The year is 1997. Set in the aftermath of an unknown global disaster (presumably the worst results of Reagan era Cold War), human society has essentially come to a halt, struggling to survive in pockets of this rock and dirt filled wasteland. People scrounge and scavenge for anything they can trade and occupy their time with. A no named kid collects cassette tapes and comic books, in between riding his BMX like a hero, pulling off stunts for an audience of him. He’s curious enough to appreciate assets from before the apocalypse, but not old enough to remember what life was like. Hello, fellow millennials.
Through a set of accidents and serendipity, he becomes the very character he’s come to admire from the pages of his comics: A Turbo Rider. Covered head to toe in Rad garb, he’s armed with a self sustaining, energy shooting glove, that can pop bad guys like balloons. And the one bad guy he must first defeat? None other than the golf club carrying Michael Ironside. And he’s assisted by an Indiana Jones-ian type and a manufactured manic dream pixie girl.
Everything, from the story to the design, is just dripping with cherry picked 80s elements. It all feels like it comes from a place of love, without a shred of cynicism or negativity. This POV is interesting to me, as it’s much like that of a college student searching youtube after a trip to Taco Bell, watching videos from an America he/she never lived during, and can only understand as campy and fun. Things look so much differently through the prism of a 20 or so year buffer.
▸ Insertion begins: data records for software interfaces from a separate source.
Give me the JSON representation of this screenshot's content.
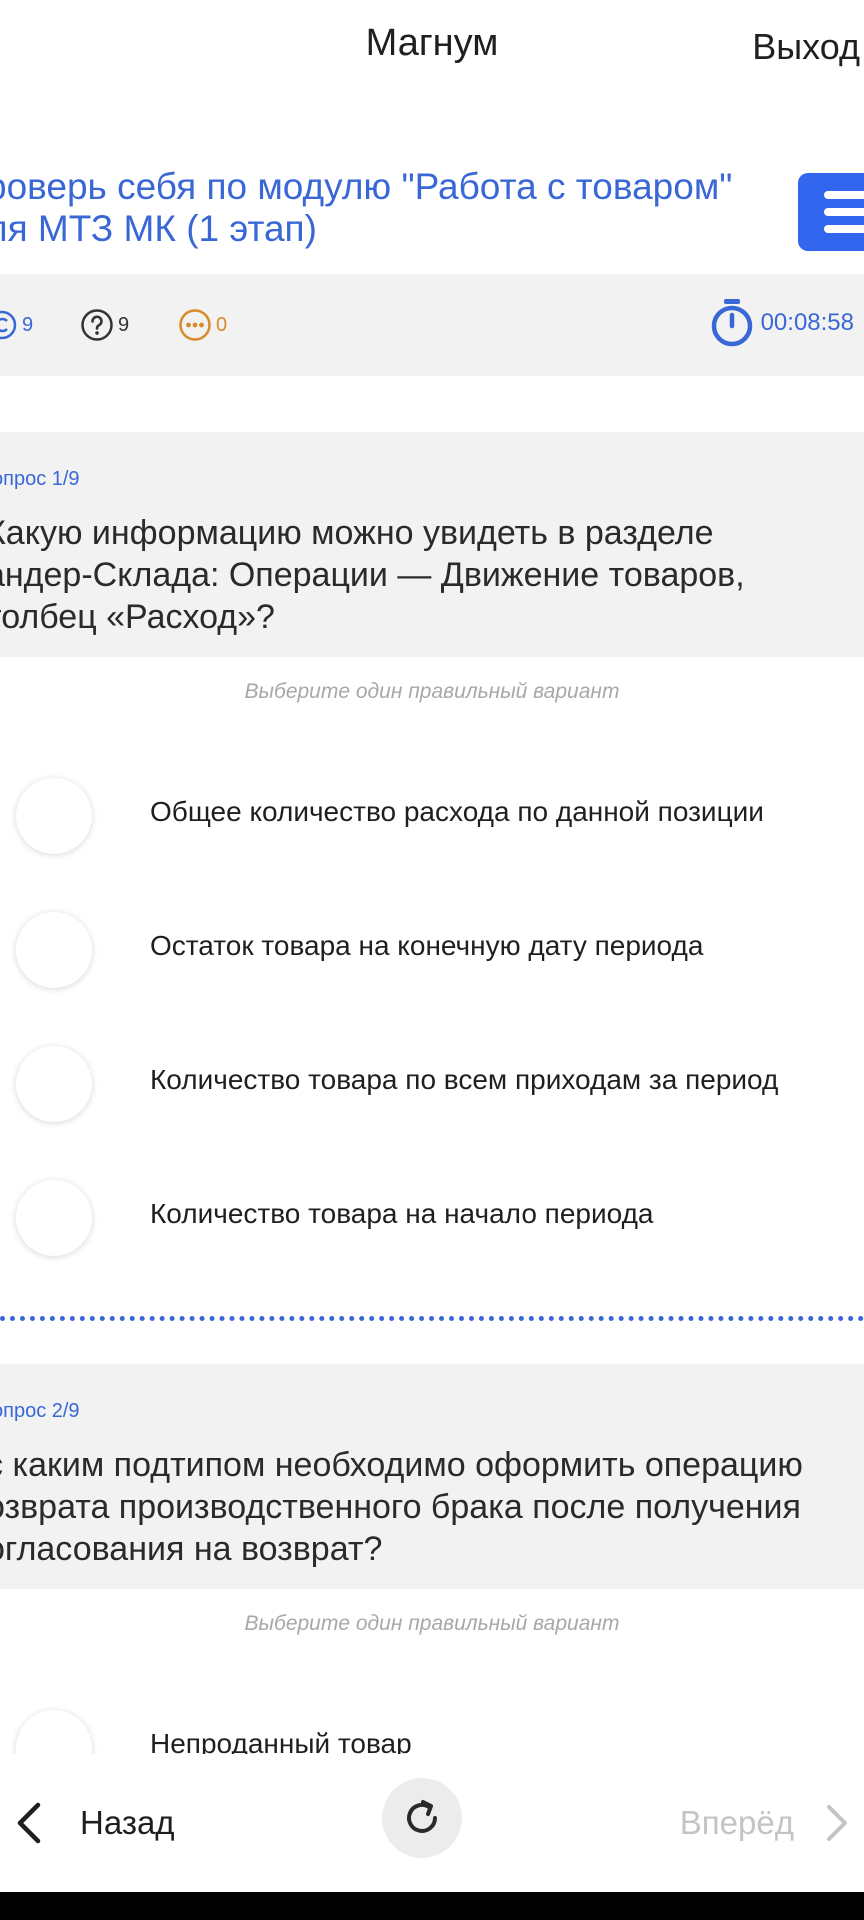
{
  "header": {
    "title": "Магнум",
    "exit_label": "Выход"
  },
  "test": {
    "title_lines": [
      "роверь себя по модулю \"Работа с товаром\"",
      "ля МТЗ МК (1 этап)"
    ]
  },
  "stats": {
    "answered": "9",
    "total": "9",
    "skipped": "0",
    "timer": "00:08:58"
  },
  "questions": [
    {
      "number": "опрос 1/9",
      "text_lines": [
        "Какую информацию можно увидеть в разделе",
        "андер-Склада: Операции — Движение товаров,",
        "толбец «Расход»?"
      ],
      "hint": "Выберите один правильный вариант",
      "options": [
        "Общее количество расхода по данной позиции",
        "Остаток товара на конечную дату периода",
        "Количество товара по всем приходам за период",
        "Количество товара на начало периода"
      ]
    },
    {
      "number": "опрос 2/9",
      "text_lines": [
        "с каким подтипом необходимо оформить операцию",
        "озврата производственного брака после получения",
        "огласования на возврат?"
      ],
      "hint": "Выберите один правильный вариант",
      "options": [
        "Непроданный товар"
      ]
    }
  ],
  "nav": {
    "back_label": "Назад",
    "forward_label": "Вперёд"
  },
  "colors": {
    "accent": "#3a67d6",
    "menu_button": "#3366ee",
    "skipped": "#d98a2a",
    "panel_bg": "#f2f2f2"
  }
}
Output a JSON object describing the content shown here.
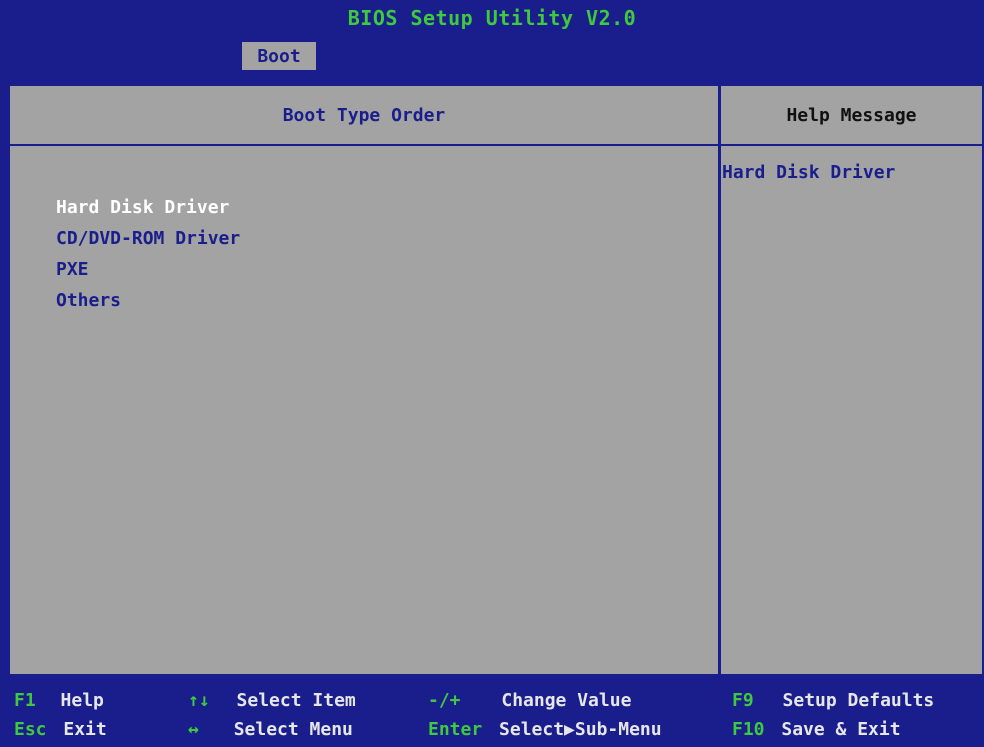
{
  "header": {
    "title": "BIOS Setup Utility V2.0",
    "tabs": [
      {
        "label": "Boot"
      }
    ]
  },
  "main": {
    "left_title": "Boot Type Order",
    "right_title": "Help Message",
    "boot_items": [
      {
        "label": "Hard Disk Driver"
      },
      {
        "label": "CD/DVD-ROM Driver"
      },
      {
        "label": "PXE"
      },
      {
        "label": "Others"
      }
    ],
    "selected_index": 0,
    "help_text": "Hard Disk Driver"
  },
  "footer": {
    "keys": [
      {
        "key": "F1",
        "desc": "Help"
      },
      {
        "key": "Esc",
        "desc": "Exit"
      },
      {
        "key": "↑↓",
        "desc": "Select Item"
      },
      {
        "key": "↔",
        "desc": "Select Menu"
      },
      {
        "key": "-/+",
        "desc": "Change Value"
      },
      {
        "key": "Enter",
        "desc": "Select▶Sub-Menu"
      },
      {
        "key": "F9",
        "desc": "Setup Defaults"
      },
      {
        "key": "F10",
        "desc": "Save & Exit"
      }
    ]
  },
  "colors": {
    "background_blue": "#1a1e8c",
    "panel_gray": "#a3a3a3",
    "key_green": "#3ec93e",
    "selected_text": "#ffffff"
  }
}
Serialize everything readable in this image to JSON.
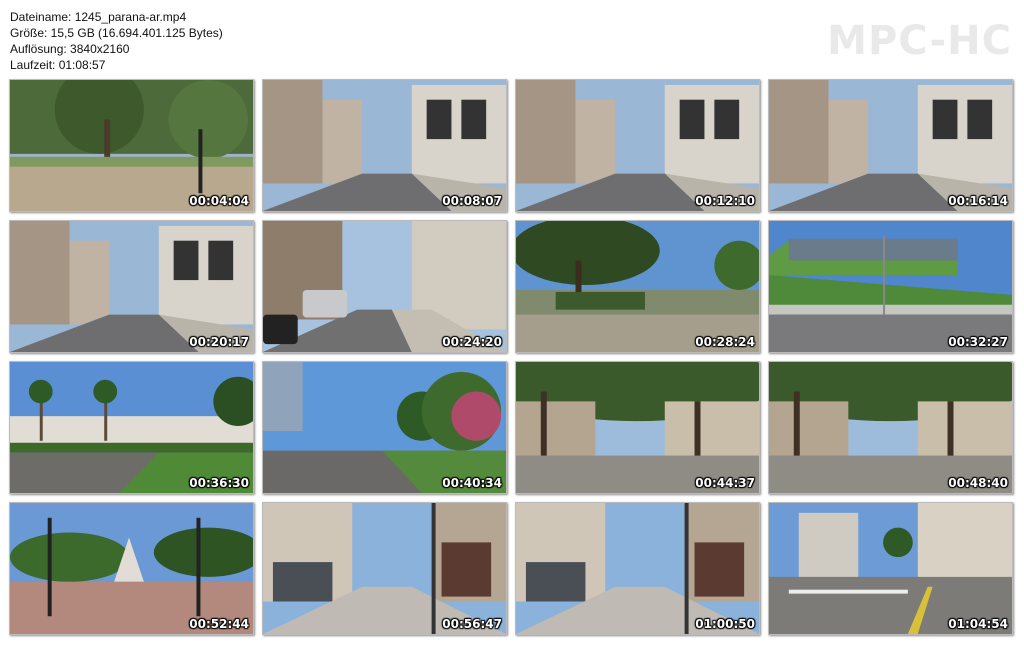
{
  "info": {
    "filename": "Dateiname: 1245_parana-ar.mp4",
    "size": "Größe: 15,5 GB (16.694.401.125 Bytes)",
    "resolution": "Auflösung: 3840x2160",
    "duration": "Laufzeit: 01:08:57"
  },
  "logo": "MPC-HC",
  "thumbnails": [
    {
      "time": "00:04:04",
      "scene": "park-path"
    },
    {
      "time": "00:08:07",
      "scene": "street-buildings"
    },
    {
      "time": "00:12:10",
      "scene": "street-buildings"
    },
    {
      "time": "00:16:14",
      "scene": "street-buildings"
    },
    {
      "time": "00:20:17",
      "scene": "street-buildings"
    },
    {
      "time": "00:24:20",
      "scene": "street-cars"
    },
    {
      "time": "00:28:24",
      "scene": "tree-sky"
    },
    {
      "time": "00:32:27",
      "scene": "green-hill"
    },
    {
      "time": "00:36:30",
      "scene": "palms-road"
    },
    {
      "time": "00:40:34",
      "scene": "trees-road"
    },
    {
      "time": "00:44:37",
      "scene": "tree-avenue"
    },
    {
      "time": "00:48:40",
      "scene": "tree-avenue"
    },
    {
      "time": "00:52:44",
      "scene": "plaza-fountain"
    },
    {
      "time": "00:56:47",
      "scene": "pedestrian-street"
    },
    {
      "time": "01:00:50",
      "scene": "pedestrian-street"
    },
    {
      "time": "01:04:54",
      "scene": "intersection"
    }
  ]
}
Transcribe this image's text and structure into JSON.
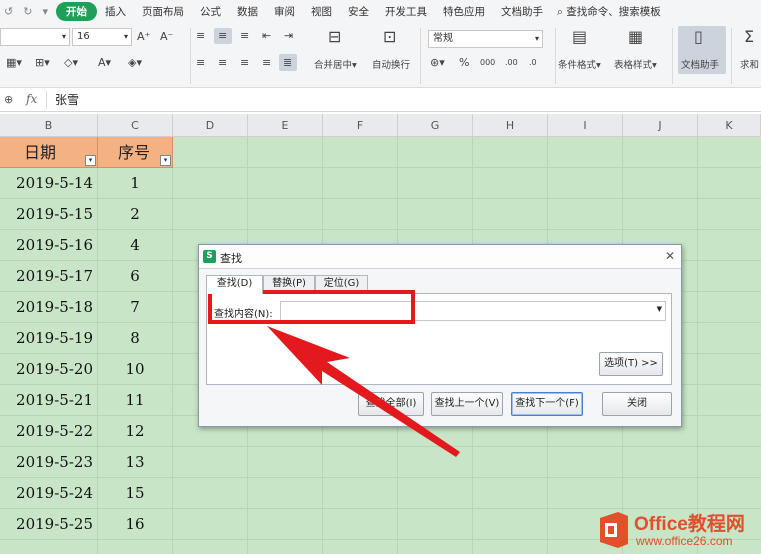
{
  "ribbon": {
    "quick_access": [
      "↺",
      "↻",
      "▾"
    ],
    "tabs": [
      "开始",
      "插入",
      "页面布局",
      "公式",
      "数据",
      "审阅",
      "视图",
      "安全",
      "开发工具",
      "特色应用",
      "文档助手"
    ],
    "active_tab": "开始",
    "search_label": "查找命令、搜索模板",
    "font_size": "16",
    "number_format": "常规",
    "labels": {
      "merge": "合并居中",
      "wrap": "自动换行",
      "cond_format": "条件格式",
      "table_style": "表格样式",
      "doc_helper": "文档助手",
      "sum": "求和"
    }
  },
  "formula_bar": {
    "fx": "fx",
    "value": "张雪"
  },
  "sheet": {
    "columns": [
      "B",
      "C",
      "D",
      "E",
      "F",
      "G",
      "H",
      "I",
      "J",
      "K"
    ],
    "header": {
      "date": "日期",
      "seq": "序号"
    },
    "rows": [
      {
        "date": "2019-5-14",
        "seq": "1"
      },
      {
        "date": "2019-5-15",
        "seq": "2"
      },
      {
        "date": "2019-5-16",
        "seq": "4"
      },
      {
        "date": "2019-5-17",
        "seq": "6"
      },
      {
        "date": "2019-5-18",
        "seq": "7"
      },
      {
        "date": "2019-5-19",
        "seq": "8"
      },
      {
        "date": "2019-5-20",
        "seq": "10"
      },
      {
        "date": "2019-5-21",
        "seq": "11"
      },
      {
        "date": "2019-5-22",
        "seq": "12"
      },
      {
        "date": "2019-5-23",
        "seq": "13"
      },
      {
        "date": "2019-5-24",
        "seq": "15"
      },
      {
        "date": "2019-5-25",
        "seq": "16"
      }
    ]
  },
  "dialog": {
    "logo": "S",
    "title": "查找",
    "tabs": [
      "查找(D)",
      "替换(P)",
      "定位(G)"
    ],
    "find_label": "查找内容(N):",
    "find_value": "",
    "options_button": "选项(T) >>",
    "buttons": {
      "find_all": "查找全部(I)",
      "find_prev": "查找上一个(V)",
      "find_next": "查找下一个(F)",
      "close": "关闭"
    }
  },
  "watermark": {
    "title": "Office教程网",
    "url": "www.office26.com"
  },
  "colors": {
    "accent_green": "#1e9f5a",
    "header_orange": "#f4b183",
    "cell_green": "#c8e5c7",
    "annotation_red": "#e4191e"
  }
}
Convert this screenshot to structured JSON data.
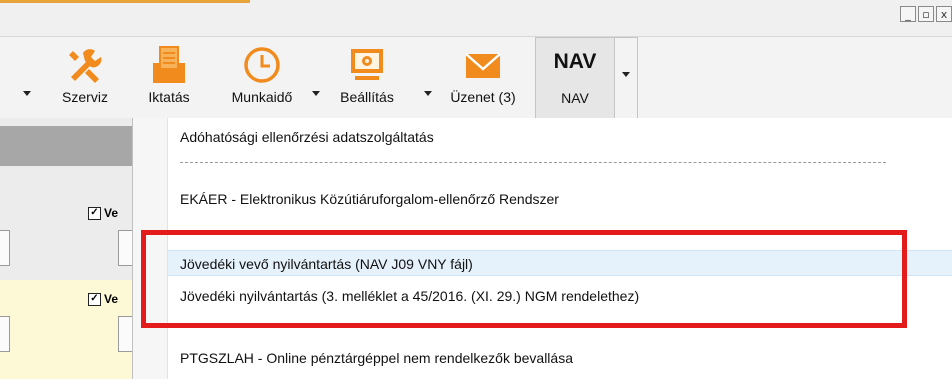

As much as this is a love letter to THAT style, Turbo Kid is a polaroid snapshot of THIS generation’s interpretation of pop retro history. By no means is it an ugly picture, suggesting something nasty about all of us. It’s, more or less, exposing the rose colored glasses we wear when fooling around with our flea market bought viewmasters. Perhaps this kind of vision isn’t as 20/20 as we think it is, and perhaps we’re just the prophetic end game of They Live!, consuming time itself.
Or, perhaps, it’s a harmless novelty like fondness for an age of genuine earnestness. Why not replicate that?
Rating — *****
A youngster, surrounded by desolation, warming himself with VHS tapes, might as well be a painting of some sort. It says that, while physical media is going away, it can remain appreciated and adored for a long time to come. You can expand from that to cover the period this medium thrived during. Lots of ground to explore. Keep searching the youtube!